Think automotive racing history and cities like Indianapolis or Daytona Beach come to mind. How about San Luis Obispo?
For three years the town was a hot stop on the racing tour. Exposition Park opened in 1922 with a large grandstand overlooking a dirt oval next to today’s South Street where Meadow Park and condos are located today.
Racing legend Barny Oldfield once made a personal appearance here though he had retired from racing in 1918 according to Wikipedia. His fame was such he could command fees up to $4,000 to grace a stage. He was the first man to clock a 100 mile-per-hour lap in Indianapolis history.
Another racing legend, Ralph DePalma, broke a dirt track speed record at Exposition Park. He had solid credentials having won the 1915 Indianapolis 500.
In California races were held in Santa Monica and San Jose so a stop in San Luis Obispo made sense. The Daily Telegram regularly carried front page stories about local racers, the growing market for automobile advertising made the topic more than an an academic interest for the astute editor/owner C.L. Day.

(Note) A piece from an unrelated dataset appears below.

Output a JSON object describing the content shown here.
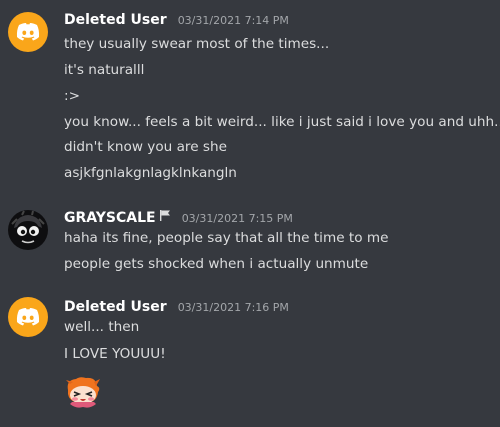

In 1923 local driver Fred Luelling won two races in San Jose as reported in the September 24, 1923 Daily Telegram. Two other local racers made good showings, H. Fredrickson placed second in a preliminary race. Horace Wallace had bad luck with a broken connecting rod. A 1950s article published in the Telegram-Tribune said Wallace was killed in an accident at Exposition Park in September 1923 but I could not find the article in the microfilm. Over the next few months we will revisit some of the racing moments at Exposition Park.